ICANN sent out a news alert yesterday calling for volunteers to participate on a new working group that will be created to “Review all Rights Protections Mechanisms in all generic top-level domains.” Among other things, this working group will be tasked with potentially overhauling the UDRP and URS procedures. This could have major ramifications for domain investors and domain name portfolio operators.
A week ago, Phil Corwin from the Internet Commerce Association wrote an article on CircleID about the importance of this working group and the impact its findings and recommendations may have on domain owners and domain investors. Phil also published an informative blog post about the working group on the ICA’s website. You should read both of these articles to get a better idea of why members of the domain investment community should consider participating on this working group.
Phil also commented to me about the importance in having solid representation among domain investors within this working group:
“These reviews, first of the new gTLD RPMs, followed by the first-ever review of the UDRP, may result in important changes to the treatment of domains within trademark law and ICANN rights protection processes. And those changes, once made, will probably last for at least a decade or two without further alteration. So anyone with an interest in registrant rights and domain valuations has a stake in their outcome.”
Nat Cohen, a board member at the ICA and the founder of Telepathy, Inc. a company that has had to repeatedly defend its descriptive domain name assets in UDRP proceedings, also shared some thoughts with me:
“The UDRP system is badly broken. It is designed for trademark interests, implemented largely by trademark interests for the benefit of trademark interests. Panelists act without accountability and some trample on the policy with impunity. The use of the UDRP to legitimize the theft of domains such as camilla.com, fattuesday.com, nicecar.com, ovation.com, canary.com, vanity.com and many others has provoked outrage from domain investors wondering what could be done to protect our investments from an unfair process that is built into every gTLD domain registration. To quote the lyrics from “Hamilton“-
‘When you got skin in the game, you stay in the game
But you don’t get a win unless you play in the game
…Oh, I’ve got to be in
The room where it happens…’
This is our once in a generation chance to be in the room where the rules that govern our livelihood will be made. Our active involvement will give us the best chance for a good outcome, otherwise we can cry and moan about the results for decades to come.”
People in the domain investment space are encouraged to sign up to participate since trademark interests and other groups will likely have participation in full force. People who volunteer to become a member of the working group should expect to spend approximately one hour per week on the group calls. The group will likely be convened for over a year. For those who wish to take a more passive role, it is possible to sign up for the email list and not be active on the working group.
I do not know how large this group will be, but I plan to sign up for the working group. I encourage others in this business to do so as well to ensure that people who invest in domain names are represented. People often complain that the UDRP is unfair to domain investors and strongly favors trademark and other interests. Now is the time to act to ensure our rights as domain owners are not usurped.
Visit the ICANN website to read more about the working group and to sign up to participate.

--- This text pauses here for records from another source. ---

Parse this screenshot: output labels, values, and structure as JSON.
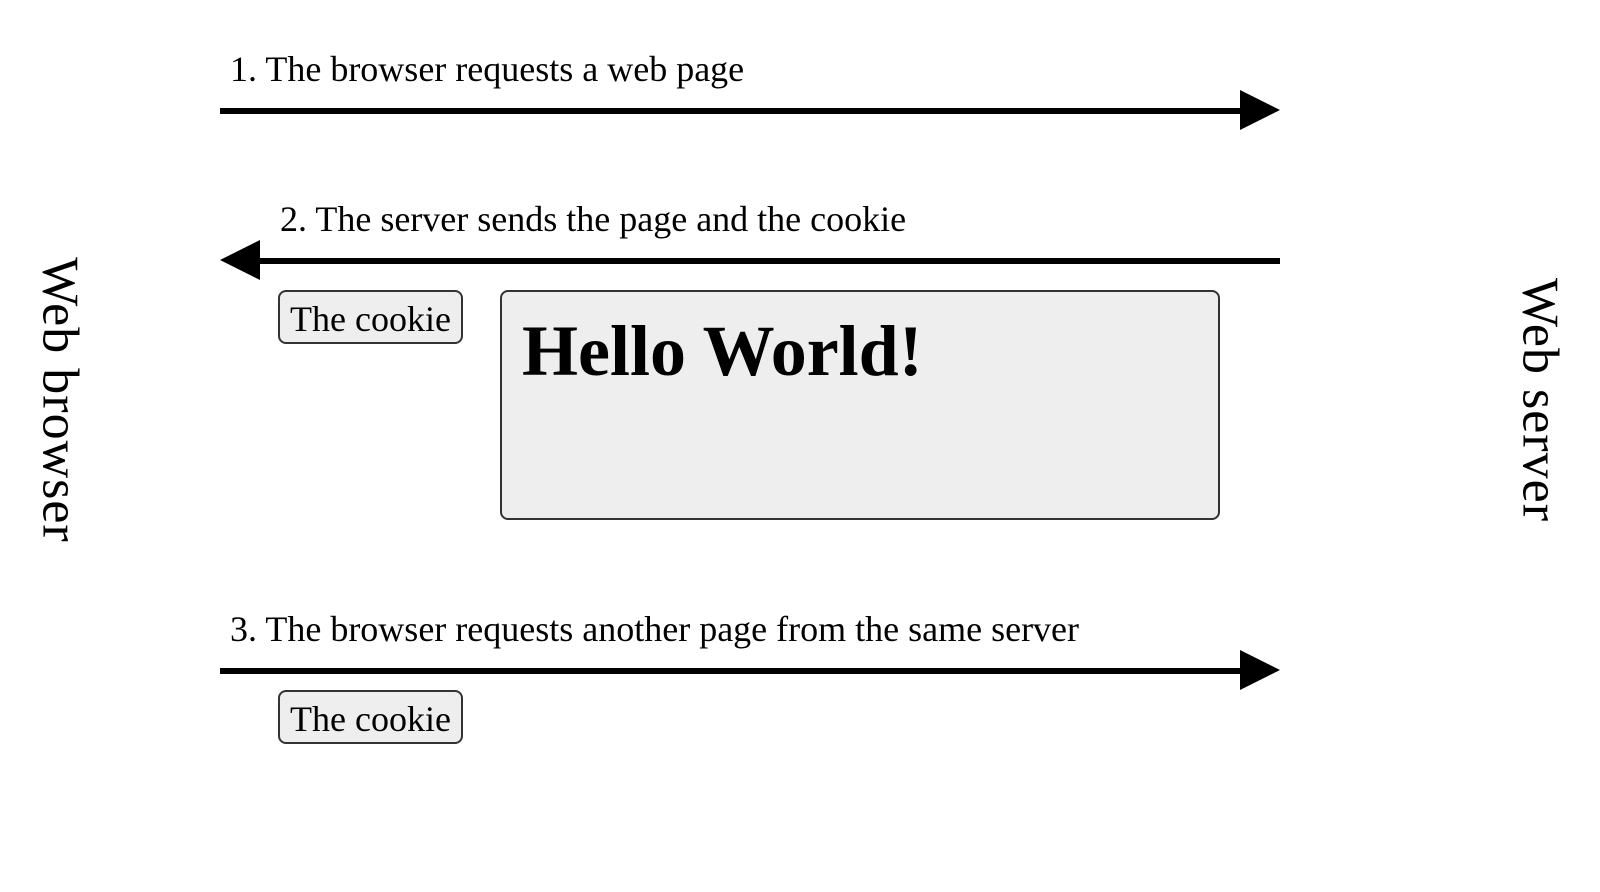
{
  "actors": {
    "browser_label": "Web browser",
    "server_label": "Web server"
  },
  "steps": {
    "s1": {
      "label": "1. The browser requests a web page"
    },
    "s2": {
      "label": "2. The server sends the page and the cookie",
      "cookie_label": "The cookie",
      "page_headline": "Hello World!"
    },
    "s3": {
      "label": "3. The browser requests another page from the same server",
      "cookie_label": "The cookie"
    }
  }
}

Thanks for sharing this. I think often people talk less and smile more when action is required. This is your chance to take your shot at shaping this important aspect of the domain industry. I am going to look into it.

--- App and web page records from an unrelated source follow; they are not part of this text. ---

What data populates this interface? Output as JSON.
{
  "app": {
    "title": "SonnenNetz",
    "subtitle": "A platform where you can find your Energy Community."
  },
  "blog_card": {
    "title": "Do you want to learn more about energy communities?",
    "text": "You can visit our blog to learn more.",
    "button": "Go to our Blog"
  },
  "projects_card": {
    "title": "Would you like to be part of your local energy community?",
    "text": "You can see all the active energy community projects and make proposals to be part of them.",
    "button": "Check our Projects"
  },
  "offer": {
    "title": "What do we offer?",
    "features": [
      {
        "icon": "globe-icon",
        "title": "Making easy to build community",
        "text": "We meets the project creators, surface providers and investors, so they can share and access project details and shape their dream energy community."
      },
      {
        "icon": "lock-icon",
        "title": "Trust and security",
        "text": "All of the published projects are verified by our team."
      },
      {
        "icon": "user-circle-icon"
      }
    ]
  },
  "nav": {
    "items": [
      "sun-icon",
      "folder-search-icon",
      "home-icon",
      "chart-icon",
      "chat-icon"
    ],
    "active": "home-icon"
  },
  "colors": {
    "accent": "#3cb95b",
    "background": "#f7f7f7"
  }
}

And this morning I was thinking of skipping listening to Hamilton again, and then I read this and it was stuck in my head again. 🙂
I agree with all comments above, especially the one with skin in the game.
This is an important moment in time, to have your say, it could have generational wealth impact for some.
Will you be participating?
Thanks for the heads up on this. Just signed up to monitor the deliberations. Time permitting, I may just go for the member route which looks to be an easy switch by informing the GNSO Secretariat at any time.
Thanks Elliot, very important indeed. I see it says at a minimum one weekly teleconference. Were you ever in a program like this? If I understand correctly there will be many different focus groups?
@Ariel–This is not a focus group as if for a political candidate or a consumer product. This is a working group (WG) that will review first the new gTLD RPMs and later on the UDRP to evaluate how well they are meeting their goals and to recommend whether any procedural or substantive changes should be made.
The work of the WG will be organized by a Chair, or more likely several Co-Chairs, in coordination with ICANN Policy support staff. At some points subgroups may be created to focus in on particular issues and then report back to the larger WG, in order to operate more efficiently. But most of the effort will likely be done by the full WG.
Does that answer your question?
ok great, thank you Philip.
Hello I am interested please do inbox me for details. Cheers!
PS–the official Call for Volunteers is at https://www.icann.org/news/announcement-2016-03-21-en . That’s where interested individuals can sign up.
Most likely, I’ll be participating. Even though I’ve never been affected by any UDRP, it’s important for domain investors (and registrants generally) to assert their interests and legitimacy.
Then it will be two of us with the same name on the group 🙂 I think your involvement would be a benefit for all, you’re normally very well reasoned and lucid in your writing.
Agree and that makes at least 3 🙂
I totally agree with this Governance exercise regarding the reviewing of the RPM.
I have already subscribed as a member, because we need to create an equilibrated ecosystem between trademark owners and domainers.